„It’s complex to find a translator who knows assembly, Amiga, Motorola and the weird world of the demoscene“
An English version is not yet known, but could one day become reality. „We did plan to make an English version,“ Yuki writes, „but the translation is really a huge job – 1872 pages of technical, informatic and mathematic explanations.“ They had considered paying for a professional translator, but „it’s complex to find a translator who knows assembly, Amiga, Motorola and the weird world of the demoscene“.
Fabio’s old course is still useful today in order to achieve the goal of bringing something demoscenic onto the screen reasonably quickly. Copper effects, bitplanes, displaying IFFs, modulo effects – all this is timeless. Didactic masterpieces should not be expected, given the fact that it was 16-20 year olds who wrote the course. The LaTeX version ought to stay that way, too, „since we did want to preserve the original spirit of documentation written by teenagers.“ Technically, the course could also do with an update, as Thrashm One and the old Kevcon are certainly no longer at the cutting edge. Nevertheless, it remains a clear recommendation for all beginners.
How to continue?
After Scicco had knitted together his first mini-demo based on the course, he had to find more material from other sources. For Chunky to Planar (C2P), he was apprenticed to Yormas/Nature and picked up topics like matrix rotation and vector calculus from a textbook on mathematics. Even PC assembly code from the Internet at the time helped him, for example to learn 3D routines for texture mapping. Did that ever get really tough? „It’s all difficult, somehow, but the things I’ve done in the last few years have been really tricky, the really rad effects, of which you initially think: that’s not actually possible.“ Everything else, Scicco says, has only ever been new territory. So you just have to stick with it, then it will work, somehow.

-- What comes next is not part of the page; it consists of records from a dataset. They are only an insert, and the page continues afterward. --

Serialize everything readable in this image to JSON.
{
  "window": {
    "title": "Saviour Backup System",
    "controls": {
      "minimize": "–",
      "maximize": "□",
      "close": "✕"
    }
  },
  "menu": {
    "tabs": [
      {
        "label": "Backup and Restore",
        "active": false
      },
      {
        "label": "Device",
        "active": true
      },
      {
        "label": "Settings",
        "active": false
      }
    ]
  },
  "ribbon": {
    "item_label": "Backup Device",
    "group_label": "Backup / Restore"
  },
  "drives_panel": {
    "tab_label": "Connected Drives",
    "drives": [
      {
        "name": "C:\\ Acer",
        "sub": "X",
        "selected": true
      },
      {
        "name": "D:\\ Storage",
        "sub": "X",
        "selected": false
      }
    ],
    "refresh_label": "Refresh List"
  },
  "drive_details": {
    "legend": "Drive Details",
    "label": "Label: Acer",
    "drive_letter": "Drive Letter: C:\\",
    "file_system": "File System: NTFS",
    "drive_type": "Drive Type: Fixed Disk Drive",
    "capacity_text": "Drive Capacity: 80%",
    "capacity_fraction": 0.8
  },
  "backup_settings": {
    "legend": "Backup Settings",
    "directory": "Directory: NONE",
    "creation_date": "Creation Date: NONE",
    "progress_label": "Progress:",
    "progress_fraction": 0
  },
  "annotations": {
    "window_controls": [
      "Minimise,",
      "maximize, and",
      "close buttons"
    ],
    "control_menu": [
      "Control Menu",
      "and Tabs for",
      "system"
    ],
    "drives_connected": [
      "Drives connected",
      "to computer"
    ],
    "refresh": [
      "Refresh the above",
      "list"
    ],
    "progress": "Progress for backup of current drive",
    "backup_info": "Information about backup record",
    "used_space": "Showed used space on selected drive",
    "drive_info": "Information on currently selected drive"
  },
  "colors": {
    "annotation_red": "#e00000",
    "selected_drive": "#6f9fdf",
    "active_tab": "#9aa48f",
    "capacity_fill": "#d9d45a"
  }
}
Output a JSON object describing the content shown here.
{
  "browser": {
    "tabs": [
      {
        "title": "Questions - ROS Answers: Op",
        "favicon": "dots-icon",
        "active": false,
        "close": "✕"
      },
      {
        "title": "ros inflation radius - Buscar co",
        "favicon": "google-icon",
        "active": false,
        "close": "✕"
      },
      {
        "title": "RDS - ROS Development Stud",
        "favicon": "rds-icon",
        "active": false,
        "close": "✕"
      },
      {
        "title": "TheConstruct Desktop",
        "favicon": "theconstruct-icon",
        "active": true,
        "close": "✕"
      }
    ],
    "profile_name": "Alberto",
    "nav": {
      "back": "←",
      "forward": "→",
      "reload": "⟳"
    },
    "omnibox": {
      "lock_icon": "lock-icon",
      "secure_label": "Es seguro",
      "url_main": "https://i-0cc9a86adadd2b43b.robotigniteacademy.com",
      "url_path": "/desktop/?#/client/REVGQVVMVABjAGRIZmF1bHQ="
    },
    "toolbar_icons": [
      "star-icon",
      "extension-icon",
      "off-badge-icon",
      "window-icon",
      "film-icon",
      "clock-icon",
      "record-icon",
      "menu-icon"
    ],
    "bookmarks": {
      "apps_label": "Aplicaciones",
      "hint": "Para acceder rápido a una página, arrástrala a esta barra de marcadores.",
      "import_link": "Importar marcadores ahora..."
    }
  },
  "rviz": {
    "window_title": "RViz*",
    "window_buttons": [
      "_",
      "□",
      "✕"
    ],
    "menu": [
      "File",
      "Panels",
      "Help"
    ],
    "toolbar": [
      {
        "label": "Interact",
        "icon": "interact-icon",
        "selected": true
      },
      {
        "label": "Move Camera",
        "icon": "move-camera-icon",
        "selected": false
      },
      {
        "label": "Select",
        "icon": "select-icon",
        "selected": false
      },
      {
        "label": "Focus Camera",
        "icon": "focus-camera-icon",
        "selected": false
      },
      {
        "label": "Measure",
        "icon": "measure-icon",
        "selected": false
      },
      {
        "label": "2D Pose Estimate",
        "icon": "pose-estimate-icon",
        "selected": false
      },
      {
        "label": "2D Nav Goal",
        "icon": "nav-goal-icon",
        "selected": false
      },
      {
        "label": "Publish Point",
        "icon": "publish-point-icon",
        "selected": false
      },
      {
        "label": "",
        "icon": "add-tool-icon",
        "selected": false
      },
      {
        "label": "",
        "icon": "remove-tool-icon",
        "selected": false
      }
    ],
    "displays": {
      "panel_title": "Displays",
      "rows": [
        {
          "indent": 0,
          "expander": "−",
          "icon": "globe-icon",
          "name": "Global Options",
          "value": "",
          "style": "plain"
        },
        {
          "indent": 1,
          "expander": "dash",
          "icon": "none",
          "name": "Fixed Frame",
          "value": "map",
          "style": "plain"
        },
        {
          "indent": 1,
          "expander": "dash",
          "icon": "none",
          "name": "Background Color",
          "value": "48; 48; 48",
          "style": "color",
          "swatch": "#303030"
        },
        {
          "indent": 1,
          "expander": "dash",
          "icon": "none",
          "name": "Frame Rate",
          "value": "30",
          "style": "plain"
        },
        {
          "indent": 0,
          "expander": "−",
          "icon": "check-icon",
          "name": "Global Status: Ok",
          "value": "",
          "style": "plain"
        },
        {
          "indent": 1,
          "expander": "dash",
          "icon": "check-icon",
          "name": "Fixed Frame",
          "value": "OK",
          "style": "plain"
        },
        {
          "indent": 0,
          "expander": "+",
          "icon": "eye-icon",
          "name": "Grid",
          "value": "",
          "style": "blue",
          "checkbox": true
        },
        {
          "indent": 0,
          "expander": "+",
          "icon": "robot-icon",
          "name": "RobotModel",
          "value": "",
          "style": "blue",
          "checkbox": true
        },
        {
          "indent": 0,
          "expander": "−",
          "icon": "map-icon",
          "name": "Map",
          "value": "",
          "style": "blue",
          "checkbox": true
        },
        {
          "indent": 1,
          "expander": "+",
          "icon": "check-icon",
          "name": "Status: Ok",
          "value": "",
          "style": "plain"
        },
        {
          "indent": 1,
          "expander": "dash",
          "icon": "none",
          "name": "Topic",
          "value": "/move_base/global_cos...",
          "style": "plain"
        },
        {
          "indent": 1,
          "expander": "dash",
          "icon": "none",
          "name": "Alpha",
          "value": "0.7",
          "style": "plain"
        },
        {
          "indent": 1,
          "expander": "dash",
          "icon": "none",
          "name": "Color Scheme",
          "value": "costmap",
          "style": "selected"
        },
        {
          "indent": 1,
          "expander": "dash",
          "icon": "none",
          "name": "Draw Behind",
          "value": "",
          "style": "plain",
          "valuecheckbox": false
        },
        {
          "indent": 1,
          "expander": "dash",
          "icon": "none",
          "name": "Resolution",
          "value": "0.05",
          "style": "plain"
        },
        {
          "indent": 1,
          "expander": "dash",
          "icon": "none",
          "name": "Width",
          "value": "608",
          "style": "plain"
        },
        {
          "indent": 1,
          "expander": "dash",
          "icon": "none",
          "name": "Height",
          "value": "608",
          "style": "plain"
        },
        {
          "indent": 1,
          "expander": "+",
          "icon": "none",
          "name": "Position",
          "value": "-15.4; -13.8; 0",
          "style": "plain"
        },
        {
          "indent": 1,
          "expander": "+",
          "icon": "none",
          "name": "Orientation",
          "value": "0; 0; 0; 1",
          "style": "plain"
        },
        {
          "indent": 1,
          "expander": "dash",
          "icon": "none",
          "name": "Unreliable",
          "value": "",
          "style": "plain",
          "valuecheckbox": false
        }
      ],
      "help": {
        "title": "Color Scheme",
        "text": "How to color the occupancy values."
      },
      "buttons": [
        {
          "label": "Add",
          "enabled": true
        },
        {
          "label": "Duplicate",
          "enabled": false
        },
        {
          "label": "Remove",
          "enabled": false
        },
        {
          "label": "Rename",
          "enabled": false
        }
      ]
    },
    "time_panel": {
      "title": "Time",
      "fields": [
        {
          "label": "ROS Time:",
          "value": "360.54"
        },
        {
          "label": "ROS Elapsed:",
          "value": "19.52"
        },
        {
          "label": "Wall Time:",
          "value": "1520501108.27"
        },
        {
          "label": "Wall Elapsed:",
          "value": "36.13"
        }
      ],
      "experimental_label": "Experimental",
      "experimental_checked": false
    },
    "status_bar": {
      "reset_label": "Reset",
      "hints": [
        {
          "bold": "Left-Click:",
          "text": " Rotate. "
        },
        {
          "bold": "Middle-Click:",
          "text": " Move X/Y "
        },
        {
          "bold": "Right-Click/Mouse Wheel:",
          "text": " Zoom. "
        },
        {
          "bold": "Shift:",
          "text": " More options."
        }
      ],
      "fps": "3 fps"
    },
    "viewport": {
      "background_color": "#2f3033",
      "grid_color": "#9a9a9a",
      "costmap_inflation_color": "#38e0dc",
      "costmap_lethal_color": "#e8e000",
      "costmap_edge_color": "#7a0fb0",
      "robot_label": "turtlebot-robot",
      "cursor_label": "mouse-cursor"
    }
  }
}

But how should one motivate oneself? Bifat/TEK clearly recommends: „Visual programming“ to me. Don’t spend too much time on theory, but put something on the screen right away to see that you have achieved something. The rest comes by itself. That speaks in favour of the Corso di Assembler, I guess.
If you can’t get any further on your own, the old tactic of learning the same content from different sources is recommended, e.g. searching for old books or magazines. German-speaking Amigans can download Peter Wollschlaeger’s Amiga Assembler book as a PDF. Also of interest is „The final Assembler Book“ („Das endliche Assemblerbuch„) by Christian Ullenboom, a now successful Java book author who could not find a publisher for his 68k course back in 1993. As for English, the extensive tutorials by Photon/Scoopex, which he has published on YouTube, are particularly worth mentioning. Like the Italian course, his 43-part „Amiga Hardware Programming“ series is oriented towards beginners in scene coding.
On top of that, innumerable websites, Facebook groups and other sources from which to get code and advice are available. Who would have thought in the mid-90s that the Amiga scene would still be so active in 2020? Thanks to emulators and crossassemblers like vasm, as well as the plug-in capability of modern IDEs, it should also become increasingly simple for younger programmers (or at least such programmers who have previously only worked on the PC) to find their way around the Amiga universe. The Amiga scene is looking forward to seeing you!